## Given records

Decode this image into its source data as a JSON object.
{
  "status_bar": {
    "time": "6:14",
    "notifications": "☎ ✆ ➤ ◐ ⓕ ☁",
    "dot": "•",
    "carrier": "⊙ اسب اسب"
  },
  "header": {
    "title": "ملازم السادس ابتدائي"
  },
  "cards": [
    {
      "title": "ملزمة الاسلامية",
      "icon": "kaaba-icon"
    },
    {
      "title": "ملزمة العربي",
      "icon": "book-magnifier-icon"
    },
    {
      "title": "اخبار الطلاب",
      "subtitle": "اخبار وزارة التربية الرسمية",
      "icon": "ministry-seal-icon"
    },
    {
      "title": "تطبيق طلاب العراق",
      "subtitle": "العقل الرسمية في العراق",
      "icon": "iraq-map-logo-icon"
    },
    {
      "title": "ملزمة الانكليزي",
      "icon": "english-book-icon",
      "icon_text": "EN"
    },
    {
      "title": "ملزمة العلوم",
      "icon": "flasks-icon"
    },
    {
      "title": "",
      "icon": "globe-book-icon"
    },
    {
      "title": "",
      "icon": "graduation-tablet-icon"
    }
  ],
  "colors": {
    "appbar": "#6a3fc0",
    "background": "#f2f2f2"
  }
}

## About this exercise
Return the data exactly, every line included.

## Response to the exercise
Decode this image into its source data as a JSON object.
{
  "status_bar": {
    "time": "6:14",
    "notifications": "☎ ✆ ➤ ◐ ⓕ ☁",
    "dot": "•",
    "carrier": "⊙ اسب اسب"
  },
  "header": {
    "title": "ملازم السادس ابتدائي"
  },
  "cards": [
    {
      "title": "ملزمة الاسلامية",
      "icon": "kaaba-icon"
    },
    {
      "title": "ملزمة العربي",
      "icon": "book-magnifier-icon"
    },
    {
      "title": "اخبار الطلاب",
      "subtitle": "اخبار وزارة التربية الرسمية",
      "icon": "ministry-seal-icon"
    },
    {
      "title": "تطبيق طلاب العراق",
      "subtitle": "العقل الرسمية في العراق",
      "icon": "iraq-map-logo-icon"
    },
    {
      "title": "ملزمة الانكليزي",
      "icon": "english-book-icon",
      "icon_text": "EN"
    },
    {
      "title": "ملزمة العلوم",
      "icon": "flasks-icon"
    },
    {
      "title": "",
      "icon": "globe-book-icon"
    },
    {
      "title": "",
      "icon": "graduation-tablet-icon"
    }
  ],
  "colors": {
    "appbar": "#6a3fc0",
    "background": "#f2f2f2"
  }
}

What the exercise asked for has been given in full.